This careering car crash of a meal ended with the summer tartlet. Thin pastry with already an excessive sugariness came filled with a fruit and cream combo that had nothing to offer beyond ratcheting up this dessert’s already wince-inducing sweetness to kidney-threatening levels. Even the strawberry ice cream was a disaster zone – uncomfortably cold with intrusively crunchy ice crystals throughout. This dessert wasn’t just garbage, but a flaming dumpster truck full of garbage on cinder blocks.
Red Rooster may be in Shoreditch, but it feels more like a designed-by-committee restaurant that would be more at home in the City. It’s situated within a plush hotel with a pricey fit-out, long opening hours and a seemingly crowd-pleasing menu put together by a chef with celebrity connections. That really is everything you need to lure guffawing City boys, disoriented tourists and other ignorant souls through your doors.

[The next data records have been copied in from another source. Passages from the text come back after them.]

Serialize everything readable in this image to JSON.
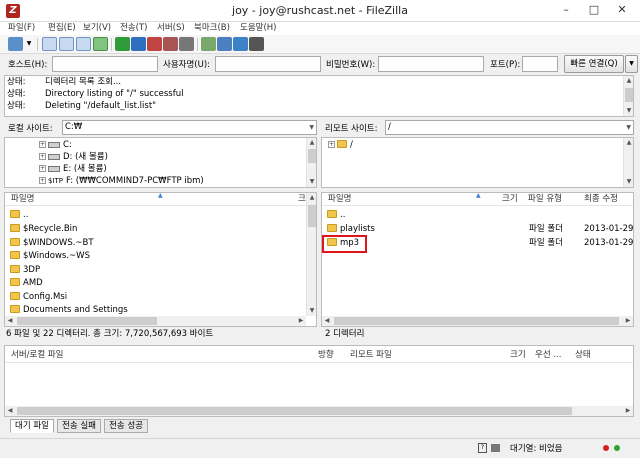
{
  "window": {
    "title": "joy - joy@rushcast.net - FileZilla",
    "minimize": "–",
    "maximize": "□",
    "close": "✕"
  },
  "menu": [
    "파일(F)",
    "편집(E)",
    "보기(V)",
    "전송(T)",
    "서버(S)",
    "북마크(B)",
    "도움말(H)"
  ],
  "toolbar": {
    "icons": [
      "site-manager-icon",
      "dropdown-arrow-icon",
      "message-log-toggle-icon",
      "local-tree-toggle-icon",
      "remote-tree-toggle-icon",
      "transfer-queue-toggle-icon",
      "refresh-icon",
      "process-queue-icon",
      "cancel-icon",
      "disconnect-icon",
      "reconnect-icon",
      "filter-icon",
      "compare-icon",
      "sync-browse-icon",
      "search-icon"
    ]
  },
  "quickconnect": {
    "host_label": "호스트(H):",
    "user_label": "사용자명(U):",
    "pass_label": "비밀번호(W):",
    "port_label": "포트(P):",
    "host_value": "",
    "user_value": "",
    "pass_value": "",
    "port_value": "",
    "connect_label": "빠른 연결(Q)",
    "dropdown": "▼"
  },
  "log": [
    {
      "label": "상태:",
      "message": "디렉터리 목록 조회..."
    },
    {
      "label": "상태:",
      "message": "Directory listing of \"/\" successful"
    },
    {
      "label": "상태:",
      "message": "Deleting \"/default_list.list\""
    }
  ],
  "local": {
    "site_label": "로컬 사이트:",
    "path": "C:₩",
    "tree": [
      {
        "label": "C:",
        "icon": "drive-icon"
      },
      {
        "label": "D: (새 볼륨)",
        "icon": "drive-icon"
      },
      {
        "label": "E: (새 볼륨)",
        "icon": "drive-icon"
      },
      {
        "label": "F: (₩₩COMMIND7-PC₩FTP ibm)",
        "icon": "network-drive-icon",
        "prefix": "$ITP"
      }
    ],
    "columns": {
      "name": "파일명",
      "size": "크"
    },
    "files": [
      "..",
      "$Recycle.Bin",
      "$WINDOWS.~BT",
      "$Windows.~WS",
      "3DP",
      "AMD",
      "Config.Msi",
      "Documents and Settings"
    ],
    "status": "6 파일 및 22 디렉터리. 총 크기: 7,720,567,693 바이트"
  },
  "remote": {
    "site_label": "리모트 사이트:",
    "path": "/",
    "tree": [
      {
        "label": "/",
        "icon": "folder-icon"
      }
    ],
    "columns": {
      "name": "파일명",
      "size": "크기",
      "type": "파일 유형",
      "modified": "최종 수정"
    },
    "files": [
      {
        "name": "..",
        "type": "",
        "modified": ""
      },
      {
        "name": "playlists",
        "type": "파일 폴더",
        "modified": "2013-01-29"
      },
      {
        "name": "mp3",
        "type": "파일 폴더",
        "modified": "2013-01-29"
      }
    ],
    "status": "2 디렉터리"
  },
  "queue": {
    "columns": {
      "server_file": "서버/로컬 파일",
      "direction": "방향",
      "remote_file": "리모트 파일",
      "size": "크기",
      "priority": "우선 ...",
      "status": "상태"
    },
    "tabs": [
      "대기 파일",
      "전송 실패",
      "전송 성공"
    ]
  },
  "statusbar": {
    "queue_text": "대기열: 비었음",
    "encryption_label": "?"
  },
  "colors": {
    "highlight_border": "#e0151b",
    "folder": "#f2c54c",
    "led_red": "#d22020",
    "led_green": "#2ea12e"
  }
}
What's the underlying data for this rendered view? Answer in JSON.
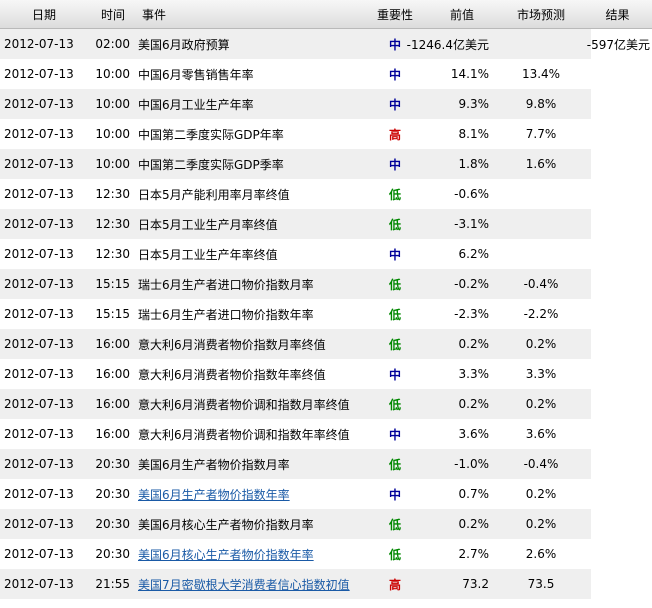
{
  "headers": {
    "date": "日期",
    "time": "时间",
    "event": "事件",
    "importance": "重要性",
    "previous": "前值",
    "forecast": "市场预测",
    "actual": "结果"
  },
  "importance_colors": {
    "高": "#cc0000",
    "中": "#000099",
    "低": "#008800"
  },
  "link_color": "#1a5aa6",
  "rows": [
    {
      "date": "2012-07-13",
      "time": "02:00",
      "event": "美国6月政府预算",
      "link": false,
      "importance": "中",
      "previous": "-1246.4亿美元",
      "forecast": "",
      "actual": "-597亿美元"
    },
    {
      "date": "2012-07-13",
      "time": "10:00",
      "event": "中国6月零售销售年率",
      "link": false,
      "importance": "中",
      "previous": "14.1%",
      "forecast": "13.4%",
      "actual": ""
    },
    {
      "date": "2012-07-13",
      "time": "10:00",
      "event": "中国6月工业生产年率",
      "link": false,
      "importance": "中",
      "previous": "9.3%",
      "forecast": "9.8%",
      "actual": ""
    },
    {
      "date": "2012-07-13",
      "time": "10:00",
      "event": "中国第二季度实际GDP年率",
      "link": false,
      "importance": "高",
      "previous": "8.1%",
      "forecast": "7.7%",
      "actual": ""
    },
    {
      "date": "2012-07-13",
      "time": "10:00",
      "event": "中国第二季度实际GDP季率",
      "link": false,
      "importance": "中",
      "previous": "1.8%",
      "forecast": "1.6%",
      "actual": ""
    },
    {
      "date": "2012-07-13",
      "time": "12:30",
      "event": "日本5月产能利用率月率终值",
      "link": false,
      "importance": "低",
      "previous": "-0.6%",
      "forecast": "",
      "actual": ""
    },
    {
      "date": "2012-07-13",
      "time": "12:30",
      "event": "日本5月工业生产月率终值",
      "link": false,
      "importance": "低",
      "previous": "-3.1%",
      "forecast": "",
      "actual": ""
    },
    {
      "date": "2012-07-13",
      "time": "12:30",
      "event": "日本5月工业生产年率终值",
      "link": false,
      "importance": "中",
      "previous": "6.2%",
      "forecast": "",
      "actual": ""
    },
    {
      "date": "2012-07-13",
      "time": "15:15",
      "event": "瑞士6月生产者进口物价指数月率",
      "link": false,
      "importance": "低",
      "previous": "-0.2%",
      "forecast": "-0.4%",
      "actual": ""
    },
    {
      "date": "2012-07-13",
      "time": "15:15",
      "event": "瑞士6月生产者进口物价指数年率",
      "link": false,
      "importance": "低",
      "previous": "-2.3%",
      "forecast": "-2.2%",
      "actual": ""
    },
    {
      "date": "2012-07-13",
      "time": "16:00",
      "event": "意大利6月消费者物价指数月率终值",
      "link": false,
      "importance": "低",
      "previous": "0.2%",
      "forecast": "0.2%",
      "actual": ""
    },
    {
      "date": "2012-07-13",
      "time": "16:00",
      "event": "意大利6月消费者物价指数年率终值",
      "link": false,
      "importance": "中",
      "previous": "3.3%",
      "forecast": "3.3%",
      "actual": ""
    },
    {
      "date": "2012-07-13",
      "time": "16:00",
      "event": "意大利6月消费者物价调和指数月率终值",
      "link": false,
      "importance": "低",
      "previous": "0.2%",
      "forecast": "0.2%",
      "actual": ""
    },
    {
      "date": "2012-07-13",
      "time": "16:00",
      "event": "意大利6月消费者物价调和指数年率终值",
      "link": false,
      "importance": "中",
      "previous": "3.6%",
      "forecast": "3.6%",
      "actual": ""
    },
    {
      "date": "2012-07-13",
      "time": "20:30",
      "event": "美国6月生产者物价指数月率",
      "link": false,
      "importance": "低",
      "previous": "-1.0%",
      "forecast": "-0.4%",
      "actual": ""
    },
    {
      "date": "2012-07-13",
      "time": "20:30",
      "event": "美国6月生产者物价指数年率",
      "link": true,
      "importance": "中",
      "previous": "0.7%",
      "forecast": "0.2%",
      "actual": ""
    },
    {
      "date": "2012-07-13",
      "time": "20:30",
      "event": "美国6月核心生产者物价指数月率",
      "link": false,
      "importance": "低",
      "previous": "0.2%",
      "forecast": "0.2%",
      "actual": ""
    },
    {
      "date": "2012-07-13",
      "time": "20:30",
      "event": "美国6月核心生产者物价指数年率",
      "link": true,
      "importance": "低",
      "previous": "2.7%",
      "forecast": "2.6%",
      "actual": ""
    },
    {
      "date": "2012-07-13",
      "time": "21:55",
      "event": "美国7月密歇根大学消费者信心指数初值",
      "link": true,
      "importance": "高",
      "previous": "73.2",
      "forecast": "73.5",
      "actual": ""
    }
  ]
}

There are one or two things that would be worth ordering if you were forced to eat here with a gun against your head. The cornbread was genuinely good and the fried chicken dishes were, by and large, competently done. But those are meagre consolation prizes given the the Boschian garden of dubious delights ranging from the merely mediocre or unbalanced to the downright atrocious. Although it’s possible to scrape by with a bill of around £30 including soft drinks at Tienda Roosteria, eating your fill downstairs at Red Rooster sees the damage coming in at around £60 including soft drinks. Given the standard of cooking, that is completely unjustifiable.
Red Rooster isn’t a restaurant. It’s a travesty.
What to order: Fried chicken; Succotash; Corn bread; Possibly the herring
What to avoid: Everything else, especially the god-awful desserts
Name: Red Rooster at The Curtain
Address: 45 Curtain Road, Shoreditch, London EC2A 3PT
Phone: 020 3146 4545
Opening Hours: Monday-Tuesday 17.00-Midnight. Wednesday 17.00-01.00. Thursday-Saturday 17.00-02.00. Sunday 11.00-17.00.
Tienda Roosteria: Monday-Saturday 11.00-02.00. Sunday 11.00-midnight.
Reservations: essential the closer you get to the weekend (this hole is actually popular)
Average cost for one person including soft drinks: £60 approx.